-- Work item --
From the first line to the last, write out the records exactly, leaving out images.

-- Records --
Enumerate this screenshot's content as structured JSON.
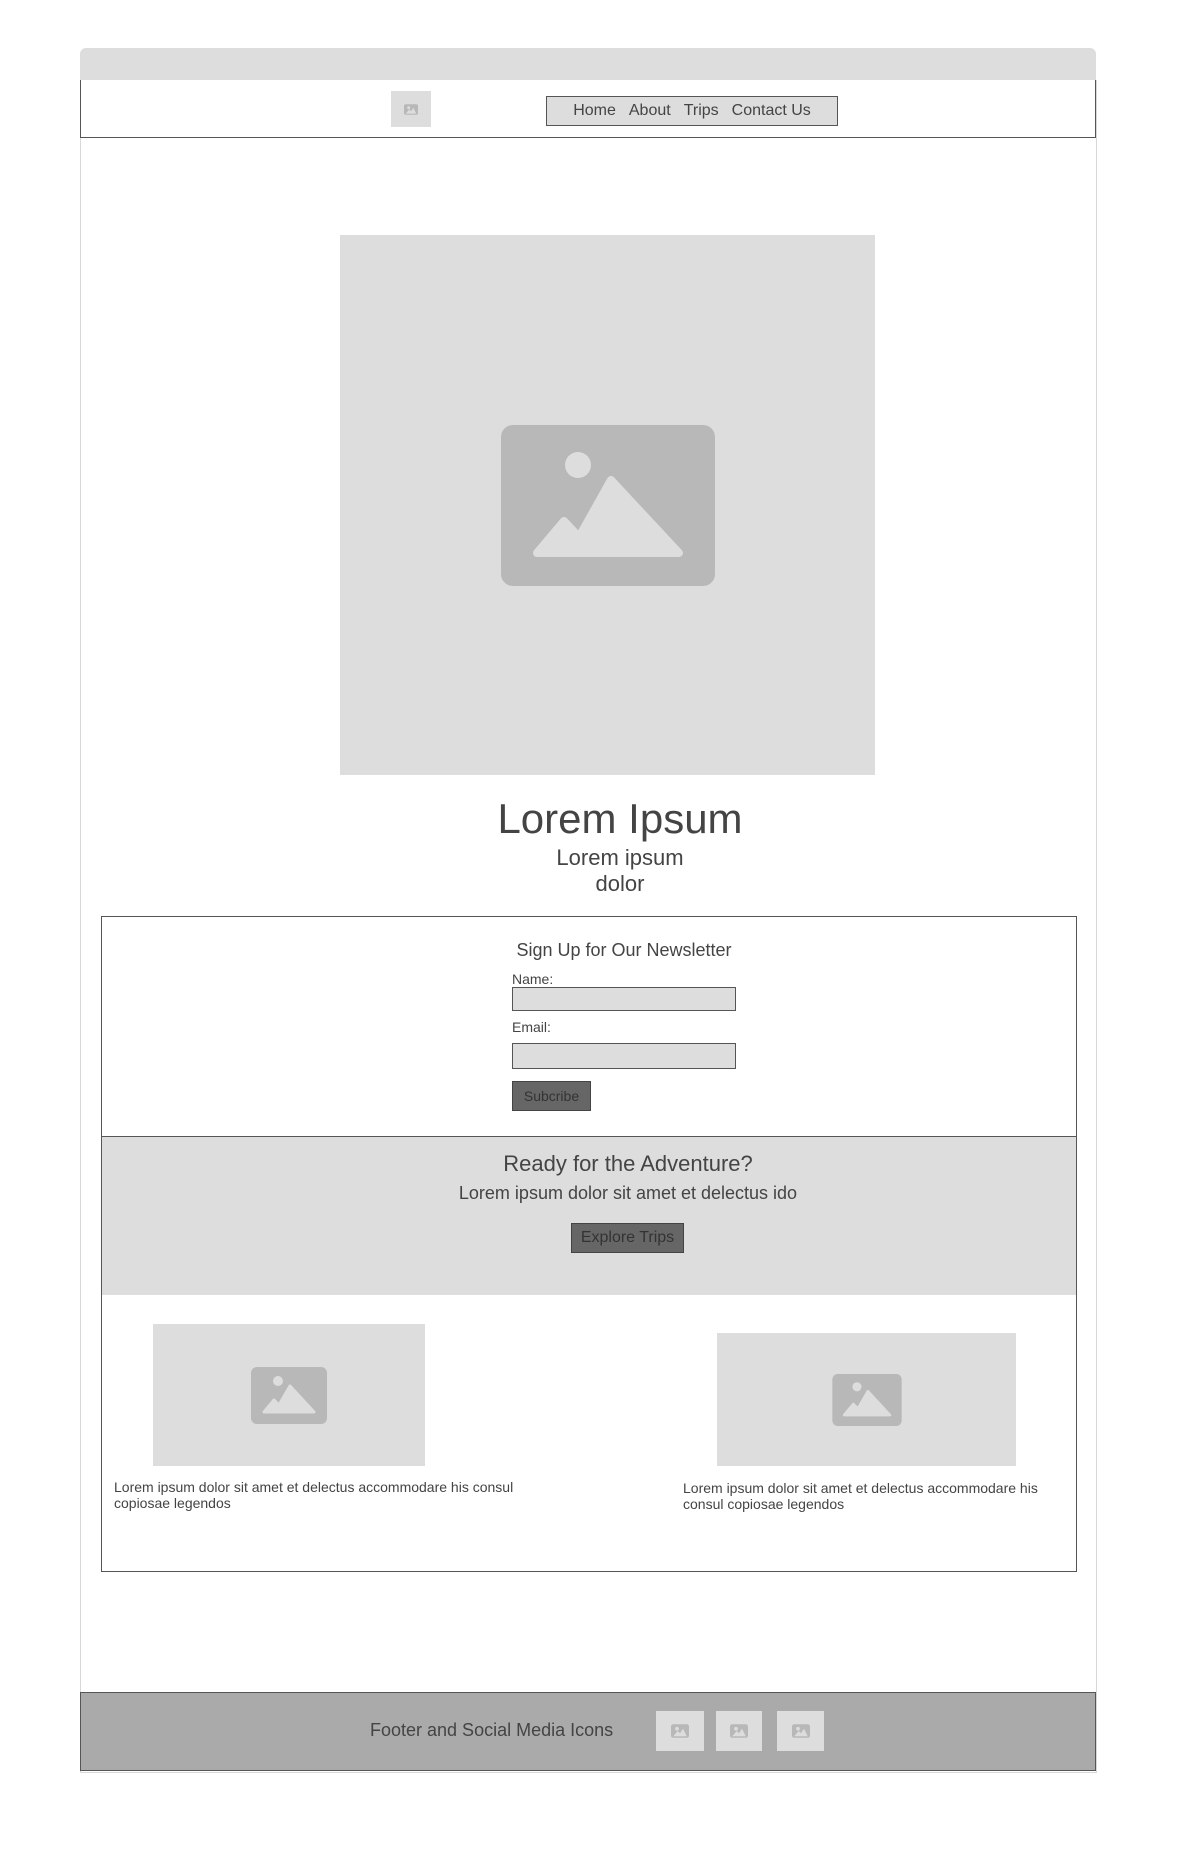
{
  "header": {
    "logo_icon": "image-placeholder-icon",
    "nav": [
      {
        "label": "Home"
      },
      {
        "label": "About"
      },
      {
        "label": "Trips"
      },
      {
        "label": "Contact Us"
      }
    ]
  },
  "hero": {
    "image_icon": "image-placeholder-icon",
    "title": "Lorem Ipsum",
    "subtitle_line1": "Lorem ipsum",
    "subtitle_line2": "dolor"
  },
  "newsletter": {
    "title": "Sign Up for Our Newsletter",
    "name_label": "Name:",
    "name_value": "",
    "email_label": "Email:",
    "email_value": "",
    "button": "Subcribe"
  },
  "cta": {
    "title": "Ready for the Adventure?",
    "text": "Lorem ipsum dolor sit amet et delectus ido",
    "button": "Explore Trips"
  },
  "cards": [
    {
      "image_icon": "image-placeholder-icon",
      "text": "Lorem ipsum dolor sit amet et delectus accommodare his consul copiosae legendos"
    },
    {
      "image_icon": "image-placeholder-icon",
      "text": "Lorem ipsum dolor sit amet et delectus accommodare his consul copiosae legendos"
    }
  ],
  "footer": {
    "text": "Footer and Social Media Icons",
    "social_icons": [
      "image-placeholder-icon",
      "image-placeholder-icon",
      "image-placeholder-icon"
    ]
  },
  "colors": {
    "placeholder": "#dddddd",
    "placeholder_icon": "#b8b8b8",
    "border": "#555555",
    "button": "#666666",
    "footer": "#aaaaaa",
    "text": "#444444"
  }
}
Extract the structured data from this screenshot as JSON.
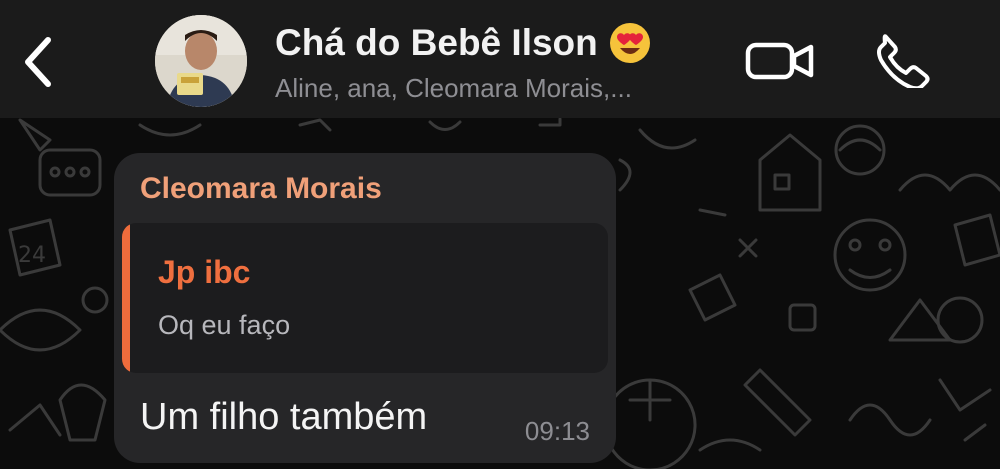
{
  "header": {
    "back_icon": "chevron-left-icon",
    "title": "Chá do Bebê Ilson",
    "title_emoji": "heart-eyes-emoji",
    "subtitle": "Aline, ana, Cleomara Morais,...",
    "video_icon": "video-camera-icon",
    "call_icon": "phone-icon"
  },
  "message": {
    "sender": "Cleomara Morais",
    "quoted": {
      "author": "Jp ibc",
      "text": "Oq eu faço"
    },
    "text": "Um filho também",
    "time": "09:13"
  },
  "colors": {
    "header_bg": "#1b1b1b",
    "bubble_bg": "#262628",
    "sender_name": "#f0a079",
    "quote_accent": "#ee6c3c",
    "icon": "#ffffff"
  }
}
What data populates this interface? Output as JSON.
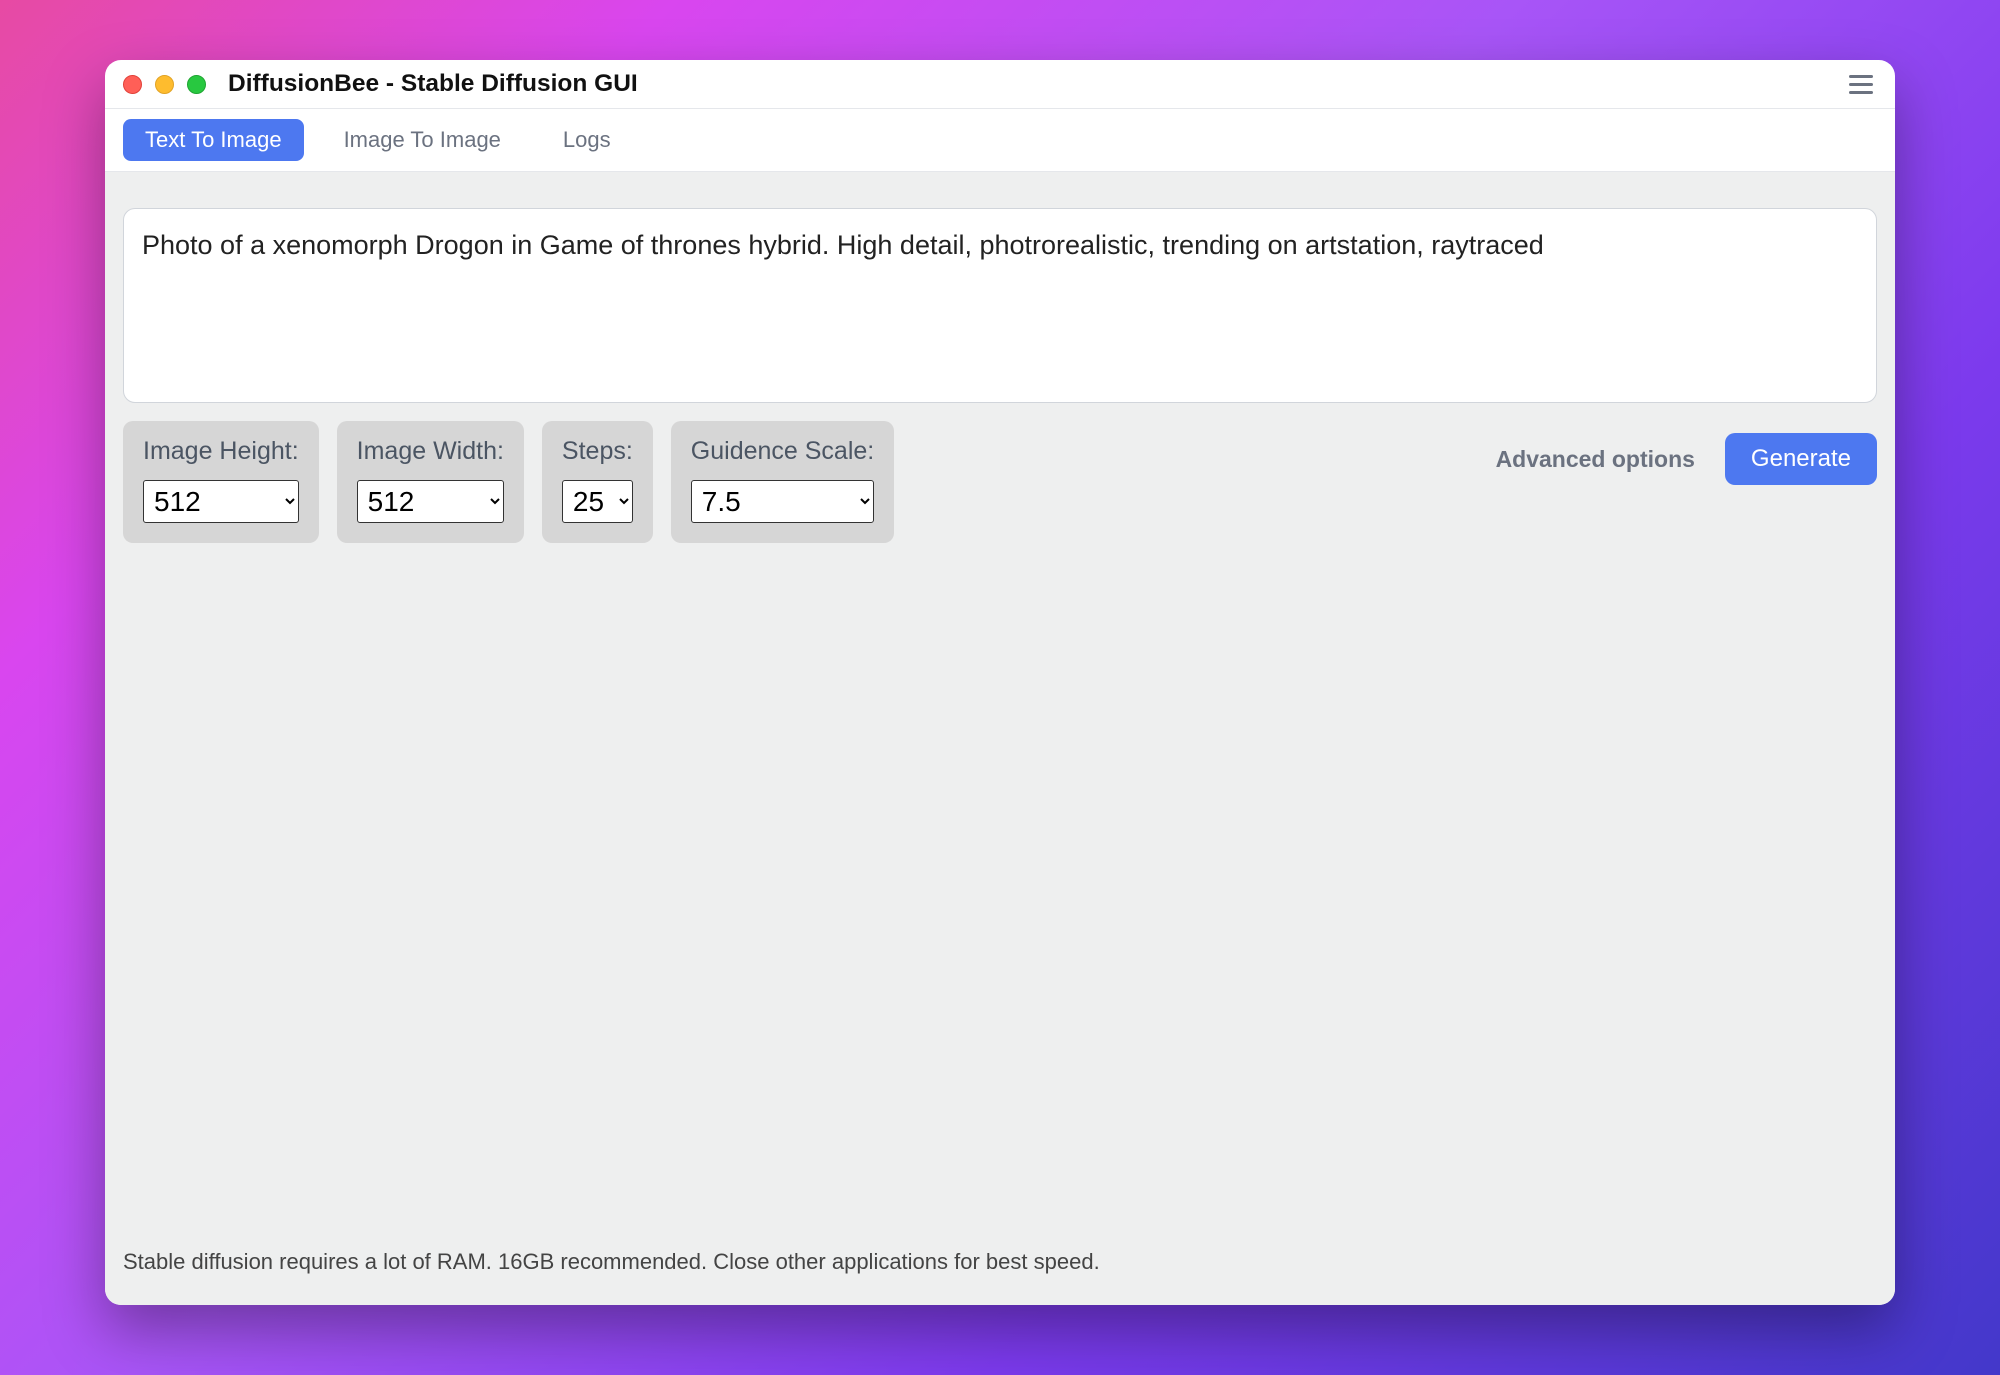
{
  "window": {
    "title": "DiffusionBee - Stable Diffusion GUI"
  },
  "tabs": {
    "text_to_image": "Text To Image",
    "image_to_image": "Image To Image",
    "logs": "Logs"
  },
  "prompt": {
    "value": "Photo of a xenomorph Drogon in Game of thrones hybrid. High detail, photrorealistic, trending on artstation, raytraced"
  },
  "options": {
    "height": {
      "label": "Image Height:",
      "value": "512"
    },
    "width": {
      "label": "Image Width:",
      "value": "512"
    },
    "steps": {
      "label": "Steps:",
      "value": "25"
    },
    "cfg": {
      "label": "Guidence Scale:",
      "value": "7.5"
    }
  },
  "advanced_label": "Advanced options",
  "generate_label": "Generate",
  "footer": "Stable diffusion requires a lot of RAM. 16GB recommended. Close other applications for best speed."
}
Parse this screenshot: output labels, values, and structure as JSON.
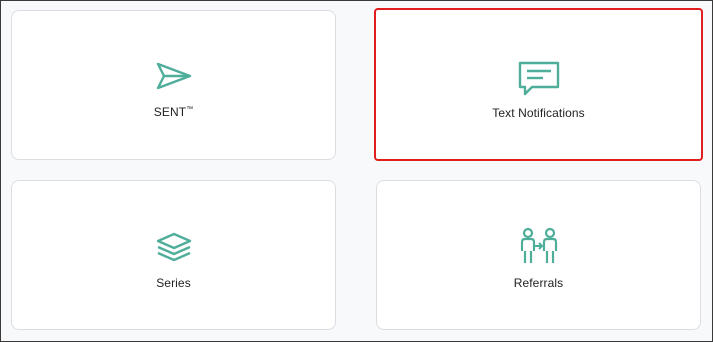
{
  "colors": {
    "icon": "#4fae9a",
    "selected_border": "#e01e1e",
    "card_border": "#dcdee3",
    "background": "#f8f9fb"
  },
  "cards": [
    {
      "label": "SENT",
      "trademark": "™",
      "icon": "send-icon",
      "selected": false
    },
    {
      "label": "Text Notifications",
      "icon": "message-icon",
      "selected": true
    },
    {
      "label": "Series",
      "icon": "layers-icon",
      "selected": false
    },
    {
      "label": "Referrals",
      "icon": "referral-icon",
      "selected": false
    }
  ]
}
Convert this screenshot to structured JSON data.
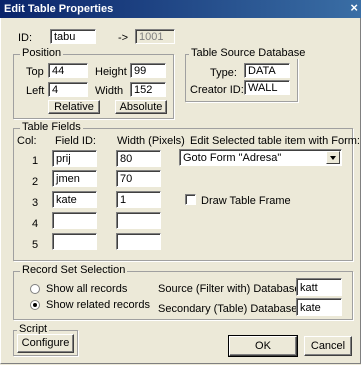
{
  "window": {
    "title": "Edit Table Properties",
    "close_glyph": "×"
  },
  "id_row": {
    "label": "ID:",
    "value": "tabu",
    "arrow": "->",
    "numeric_id": "1001"
  },
  "position": {
    "group_label": "Position",
    "top_label": "Top",
    "top_value": "44",
    "height_label": "Height",
    "height_value": "99",
    "left_label": "Left",
    "left_value": "4",
    "width_label": "Width",
    "width_value": "152",
    "relative_label": "Relative",
    "absolute_label": "Absolute"
  },
  "source_db": {
    "group_label": "Table Source Database",
    "type_label": "Type:",
    "type_value": "DATA",
    "creator_label": "Creator ID:",
    "creator_value": "WALL"
  },
  "fields": {
    "group_label": "Table Fields",
    "col_header": "Col:",
    "field_header": "Field ID:",
    "width_header": "Width (Pixels)",
    "edit_header": "Edit  Selected table item with Form:",
    "form_select": "Goto Form \"Adresa\"",
    "draw_frame_label": "Draw Table Frame",
    "rows": [
      {
        "col": "1",
        "field": "prij",
        "width": "80"
      },
      {
        "col": "2",
        "field": "jmen",
        "width": "70"
      },
      {
        "col": "3",
        "field": "kate",
        "width": "1"
      },
      {
        "col": "4",
        "field": "",
        "width": ""
      },
      {
        "col": "5",
        "field": "",
        "width": ""
      }
    ]
  },
  "recordset": {
    "group_label": "Record Set Selection",
    "show_all_label": "Show all records",
    "show_related_label": "Show related records",
    "selected": "show_related",
    "source_label": "Source (Filter with) Database Field:",
    "source_value": "katt",
    "secondary_label": "Secondary (Table) Database Field:",
    "secondary_value": "kate"
  },
  "script": {
    "group_label": "Script",
    "configure_label": "Configure"
  },
  "buttons": {
    "ok_label": "OK",
    "cancel_label": "Cancel"
  }
}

-- Exercise response --
Enumerate this screenshot's content as structured JSON.
{
  "header": {
    "logo_icon": "image-placeholder-icon",
    "nav": [
      {
        "label": "Home"
      },
      {
        "label": "About"
      },
      {
        "label": "Trips"
      },
      {
        "label": "Contact Us"
      }
    ]
  },
  "hero": {
    "image_icon": "image-placeholder-icon",
    "title": "Lorem Ipsum",
    "subtitle_line1": "Lorem ipsum",
    "subtitle_line2": "dolor"
  },
  "newsletter": {
    "title": "Sign Up for Our Newsletter",
    "name_label": "Name:",
    "name_value": "",
    "email_label": "Email:",
    "email_value": "",
    "button": "Subcribe"
  },
  "cta": {
    "title": "Ready for the Adventure?",
    "text": "Lorem ipsum dolor sit amet et delectus ido",
    "button": "Explore Trips"
  },
  "cards": [
    {
      "image_icon": "image-placeholder-icon",
      "text": "Lorem ipsum dolor sit amet et delectus accommodare his consul copiosae legendos"
    },
    {
      "image_icon": "image-placeholder-icon",
      "text": "Lorem ipsum dolor sit amet et delectus accommodare his consul copiosae legendos"
    }
  ],
  "footer": {
    "text": "Footer and Social Media Icons",
    "social_icons": [
      "image-placeholder-icon",
      "image-placeholder-icon",
      "image-placeholder-icon"
    ]
  },
  "colors": {
    "placeholder": "#dddddd",
    "placeholder_icon": "#b8b8b8",
    "border": "#555555",
    "button": "#666666",
    "footer": "#aaaaaa",
    "text": "#444444"
  }
}
Extract the structured data from this screenshot as JSON.
{
  "header": {
    "back_icon": "chevron-left-icon",
    "title": "Chá do Bebê Ilson",
    "title_emoji": "heart-eyes-emoji",
    "subtitle": "Aline, ana, Cleomara Morais,...",
    "video_icon": "video-camera-icon",
    "call_icon": "phone-icon"
  },
  "message": {
    "sender": "Cleomara Morais",
    "quoted": {
      "author": "Jp ibc",
      "text": "Oq eu faço"
    },
    "text": "Um filho também",
    "time": "09:13"
  },
  "colors": {
    "header_bg": "#1b1b1b",
    "bubble_bg": "#262628",
    "sender_name": "#f0a079",
    "quote_accent": "#ee6c3c",
    "icon": "#ffffff"
  }
}
What data populates this interface? Output as JSON.
{
  "window": {
    "title": "DiffusionBee - Stable Diffusion GUI"
  },
  "tabs": {
    "text_to_image": "Text To Image",
    "image_to_image": "Image To Image",
    "logs": "Logs"
  },
  "prompt": {
    "value": "Photo of a xenomorph Drogon in Game of thrones hybrid. High detail, photrorealistic, trending on artstation, raytraced"
  },
  "options": {
    "height": {
      "label": "Image Height:",
      "value": "512"
    },
    "width": {
      "label": "Image Width:",
      "value": "512"
    },
    "steps": {
      "label": "Steps:",
      "value": "25"
    },
    "cfg": {
      "label": "Guidence Scale:",
      "value": "7.5"
    }
  },
  "advanced_label": "Advanced options",
  "generate_label": "Generate",
  "footer": "Stable diffusion requires a lot of RAM. 16GB recommended. Close other applications for best speed."
}
Parse this screenshot: output labels, values, and structure as JSON.
{
  "colors": {
    "icon": "#4fae9a",
    "selected_border": "#e01e1e",
    "card_border": "#dcdee3",
    "background": "#f8f9fb"
  },
  "cards": [
    {
      "label": "SENT",
      "trademark": "™",
      "icon": "send-icon",
      "selected": false
    },
    {
      "label": "Text Notifications",
      "icon": "message-icon",
      "selected": true
    },
    {
      "label": "Series",
      "icon": "layers-icon",
      "selected": false
    },
    {
      "label": "Referrals",
      "icon": "referral-icon",
      "selected": false
    }
  ]
}
Convert this screenshot to structured JSON data.
{
  "window": {
    "title": "Edit Table Properties",
    "close_glyph": "×"
  },
  "id_row": {
    "label": "ID:",
    "value": "tabu",
    "arrow": "->",
    "numeric_id": "1001"
  },
  "position": {
    "group_label": "Position",
    "top_label": "Top",
    "top_value": "44",
    "height_label": "Height",
    "height_value": "99",
    "left_label": "Left",
    "left_value": "4",
    "width_label": "Width",
    "width_value": "152",
    "relative_label": "Relative",
    "absolute_label": "Absolute"
  },
  "source_db": {
    "group_label": "Table Source Database",
    "type_label": "Type:",
    "type_value": "DATA",
    "creator_label": "Creator ID:",
    "creator_value": "WALL"
  },
  "fields": {
    "group_label": "Table Fields",
    "col_header": "Col:",
    "field_header": "Field ID:",
    "width_header": "Width (Pixels)",
    "edit_header": "Edit  Selected table item with Form:",
    "form_select": "Goto Form \"Adresa\"",
    "draw_frame_label": "Draw Table Frame",
    "rows": [
      {
        "col": "1",
        "field": "prij",
        "width": "80"
      },
      {
        "col": "2",
        "field": "jmen",
        "width": "70"
      },
      {
        "col": "3",
        "field": "kate",
        "width": "1"
      },
      {
        "col": "4",
        "field": "",
        "width": ""
      },
      {
        "col": "5",
        "field": "",
        "width": ""
      }
    ]
  },
  "recordset": {
    "group_label": "Record Set Selection",
    "show_all_label": "Show all records",
    "show_related_label": "Show related records",
    "selected": "show_related",
    "source_label": "Source (Filter with) Database Field:",
    "source_value": "katt",
    "secondary_label": "Secondary (Table) Database Field:",
    "secondary_value": "kate"
  },
  "script": {
    "group_label": "Script",
    "configure_label": "Configure"
  },
  "buttons": {
    "ok_label": "OK",
    "cancel_label": "Cancel"
  }
}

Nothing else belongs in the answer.